Eighty three people who passed through the Food and Farming tent at the Aylsham Show in August entered our quiz to identify which foods were NOT members of the potato family. Only eight people correctly identified all three species; 26 people had two right answers and 49 people had one or no right answers. The explanation of the eight vegetables in the quiz is given below.
The potato family, Solanaceae, is a family of flowering plants that contains a number of important agricultural crops as well as many toxic plants. It is also informally known as the nightshade family.
It consists of about nearly 100 genera (genus is the first scientific name given) and over 2,500 species (the second scientific name given). They include herbs, shrubs and trees, mainly in the tropical Americas. One of their characteristics is the possession of alkaloid (often poisonous but used in medicine) chemicals; some species have more and some have little. Tobacco, deadly nightshade, henbane are members of the family full of alkaloids and poisonous.
Tomatoes, aubergines and potatoes are all members of the genus Solanum, which is the largest genus in the Family, accounting for half its species. Capsicum peppers (including chilli peppers) are members of the closely-related genus Capsicum. Their edible parts all come from the stem –potatoes are called tubers, which is a specialised part of the stem for storage.
Several common garden plants are also in the family, such as Petunias are also in the family. The five species illustrated in the quiz are all named above – tomato, deadly nightshade, tobacco, chilli peppers and aubergine – are thus all potato family.
Turnip is a swollen root, a member of the cabbage family and genus, Brassica.
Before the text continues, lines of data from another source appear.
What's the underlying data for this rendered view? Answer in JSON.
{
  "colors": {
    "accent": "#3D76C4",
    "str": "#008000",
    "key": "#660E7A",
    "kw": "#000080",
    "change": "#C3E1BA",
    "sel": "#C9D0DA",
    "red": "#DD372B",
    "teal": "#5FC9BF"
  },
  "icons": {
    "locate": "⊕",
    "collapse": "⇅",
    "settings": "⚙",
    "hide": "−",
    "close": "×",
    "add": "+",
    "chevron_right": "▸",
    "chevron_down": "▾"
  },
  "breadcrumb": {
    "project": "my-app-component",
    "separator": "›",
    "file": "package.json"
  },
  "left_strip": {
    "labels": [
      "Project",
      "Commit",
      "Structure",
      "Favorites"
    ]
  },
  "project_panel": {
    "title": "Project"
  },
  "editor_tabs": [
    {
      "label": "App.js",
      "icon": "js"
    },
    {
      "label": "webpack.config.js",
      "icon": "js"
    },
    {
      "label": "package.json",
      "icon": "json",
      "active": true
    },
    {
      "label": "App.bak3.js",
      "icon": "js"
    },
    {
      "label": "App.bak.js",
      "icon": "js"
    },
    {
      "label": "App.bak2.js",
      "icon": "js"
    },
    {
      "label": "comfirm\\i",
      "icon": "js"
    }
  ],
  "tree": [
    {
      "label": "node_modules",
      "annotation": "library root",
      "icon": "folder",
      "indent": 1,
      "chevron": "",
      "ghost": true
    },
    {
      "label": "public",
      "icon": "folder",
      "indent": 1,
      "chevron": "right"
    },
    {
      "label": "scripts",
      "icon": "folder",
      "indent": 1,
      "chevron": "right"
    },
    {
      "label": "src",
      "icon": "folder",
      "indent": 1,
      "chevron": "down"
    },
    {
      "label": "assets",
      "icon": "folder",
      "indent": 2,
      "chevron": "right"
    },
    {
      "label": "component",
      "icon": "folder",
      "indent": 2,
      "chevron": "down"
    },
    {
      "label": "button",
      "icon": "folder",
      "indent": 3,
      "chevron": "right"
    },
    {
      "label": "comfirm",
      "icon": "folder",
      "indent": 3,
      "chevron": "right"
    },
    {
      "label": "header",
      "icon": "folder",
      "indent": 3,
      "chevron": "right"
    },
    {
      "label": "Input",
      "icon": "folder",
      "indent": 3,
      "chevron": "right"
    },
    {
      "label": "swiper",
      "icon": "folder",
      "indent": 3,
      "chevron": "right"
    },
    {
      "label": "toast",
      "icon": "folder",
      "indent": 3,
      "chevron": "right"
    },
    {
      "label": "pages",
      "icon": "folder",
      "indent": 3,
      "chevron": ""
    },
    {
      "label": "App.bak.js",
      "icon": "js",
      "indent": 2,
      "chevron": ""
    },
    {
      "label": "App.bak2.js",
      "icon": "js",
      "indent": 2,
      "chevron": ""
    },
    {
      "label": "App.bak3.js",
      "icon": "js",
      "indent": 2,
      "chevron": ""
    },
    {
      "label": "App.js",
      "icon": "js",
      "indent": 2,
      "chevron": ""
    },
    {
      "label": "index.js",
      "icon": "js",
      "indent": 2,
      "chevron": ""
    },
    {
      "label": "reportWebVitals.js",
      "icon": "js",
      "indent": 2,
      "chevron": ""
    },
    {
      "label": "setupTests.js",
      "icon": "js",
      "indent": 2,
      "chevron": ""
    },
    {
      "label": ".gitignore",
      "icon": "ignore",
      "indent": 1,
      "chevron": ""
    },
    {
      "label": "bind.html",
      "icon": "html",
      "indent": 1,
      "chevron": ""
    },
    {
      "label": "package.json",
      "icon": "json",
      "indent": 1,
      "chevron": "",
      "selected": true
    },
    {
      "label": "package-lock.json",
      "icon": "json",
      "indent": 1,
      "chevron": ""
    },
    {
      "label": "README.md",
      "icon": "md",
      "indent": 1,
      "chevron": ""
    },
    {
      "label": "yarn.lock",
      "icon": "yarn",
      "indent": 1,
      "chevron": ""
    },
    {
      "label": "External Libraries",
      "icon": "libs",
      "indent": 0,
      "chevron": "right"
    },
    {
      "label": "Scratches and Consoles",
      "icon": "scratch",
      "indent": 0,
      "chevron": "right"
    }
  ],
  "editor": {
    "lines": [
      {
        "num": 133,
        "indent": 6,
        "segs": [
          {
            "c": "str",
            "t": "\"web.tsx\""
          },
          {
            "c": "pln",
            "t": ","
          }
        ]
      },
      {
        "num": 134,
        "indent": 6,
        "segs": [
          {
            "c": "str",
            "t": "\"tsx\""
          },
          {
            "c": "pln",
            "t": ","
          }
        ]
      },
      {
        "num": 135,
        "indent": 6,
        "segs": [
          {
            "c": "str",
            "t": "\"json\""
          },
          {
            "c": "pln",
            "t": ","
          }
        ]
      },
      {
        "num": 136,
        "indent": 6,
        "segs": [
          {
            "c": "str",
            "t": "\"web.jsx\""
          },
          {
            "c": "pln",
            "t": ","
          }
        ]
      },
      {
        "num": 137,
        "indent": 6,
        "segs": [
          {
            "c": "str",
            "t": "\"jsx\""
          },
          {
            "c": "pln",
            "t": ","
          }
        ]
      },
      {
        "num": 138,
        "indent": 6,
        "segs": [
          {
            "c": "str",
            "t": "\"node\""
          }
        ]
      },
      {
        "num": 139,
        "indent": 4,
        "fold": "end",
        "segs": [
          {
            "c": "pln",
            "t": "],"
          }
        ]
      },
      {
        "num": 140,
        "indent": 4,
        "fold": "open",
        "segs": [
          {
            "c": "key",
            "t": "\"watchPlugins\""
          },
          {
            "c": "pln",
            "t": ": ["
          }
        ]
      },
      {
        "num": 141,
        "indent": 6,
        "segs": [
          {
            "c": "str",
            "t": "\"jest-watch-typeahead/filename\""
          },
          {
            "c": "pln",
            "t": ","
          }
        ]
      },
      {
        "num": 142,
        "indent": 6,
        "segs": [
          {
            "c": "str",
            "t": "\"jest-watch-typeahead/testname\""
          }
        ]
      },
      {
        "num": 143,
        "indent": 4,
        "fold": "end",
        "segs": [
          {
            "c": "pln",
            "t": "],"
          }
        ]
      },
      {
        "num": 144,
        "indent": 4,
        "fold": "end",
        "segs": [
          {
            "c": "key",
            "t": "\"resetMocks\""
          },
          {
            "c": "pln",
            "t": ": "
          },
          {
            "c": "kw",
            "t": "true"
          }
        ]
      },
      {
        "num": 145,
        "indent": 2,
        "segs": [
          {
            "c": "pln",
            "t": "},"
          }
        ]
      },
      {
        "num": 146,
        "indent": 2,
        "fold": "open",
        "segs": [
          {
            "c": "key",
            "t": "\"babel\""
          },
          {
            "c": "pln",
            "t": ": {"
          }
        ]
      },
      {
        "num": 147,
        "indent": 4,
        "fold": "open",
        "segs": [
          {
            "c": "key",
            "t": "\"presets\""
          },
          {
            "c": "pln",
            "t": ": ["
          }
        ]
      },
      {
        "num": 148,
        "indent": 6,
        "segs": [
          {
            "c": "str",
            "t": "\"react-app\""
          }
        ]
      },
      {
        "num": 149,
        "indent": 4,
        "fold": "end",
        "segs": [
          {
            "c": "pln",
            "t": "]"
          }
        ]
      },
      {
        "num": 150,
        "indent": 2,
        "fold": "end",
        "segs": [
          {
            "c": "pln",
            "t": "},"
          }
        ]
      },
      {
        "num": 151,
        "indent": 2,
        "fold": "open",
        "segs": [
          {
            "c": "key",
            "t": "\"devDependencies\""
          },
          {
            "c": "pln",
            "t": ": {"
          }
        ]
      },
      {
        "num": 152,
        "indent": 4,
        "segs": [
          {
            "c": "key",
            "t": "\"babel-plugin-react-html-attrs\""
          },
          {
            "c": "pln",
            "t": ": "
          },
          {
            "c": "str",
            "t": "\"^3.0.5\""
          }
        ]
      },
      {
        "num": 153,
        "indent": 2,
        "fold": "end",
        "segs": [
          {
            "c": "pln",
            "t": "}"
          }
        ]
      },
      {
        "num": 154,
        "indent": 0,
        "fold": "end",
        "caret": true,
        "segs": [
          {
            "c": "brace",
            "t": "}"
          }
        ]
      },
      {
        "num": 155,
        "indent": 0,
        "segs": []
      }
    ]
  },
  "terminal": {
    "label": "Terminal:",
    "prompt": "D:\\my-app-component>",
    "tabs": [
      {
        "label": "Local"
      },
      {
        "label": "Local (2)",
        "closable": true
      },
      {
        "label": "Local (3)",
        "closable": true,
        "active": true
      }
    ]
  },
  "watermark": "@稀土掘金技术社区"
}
Sweet potato is also a swollen root of the genus Ipomea, a member of the bindweed family, vines.
Butternut squash, related to pumpkin, is the fruit of another vine species, called Curcubita.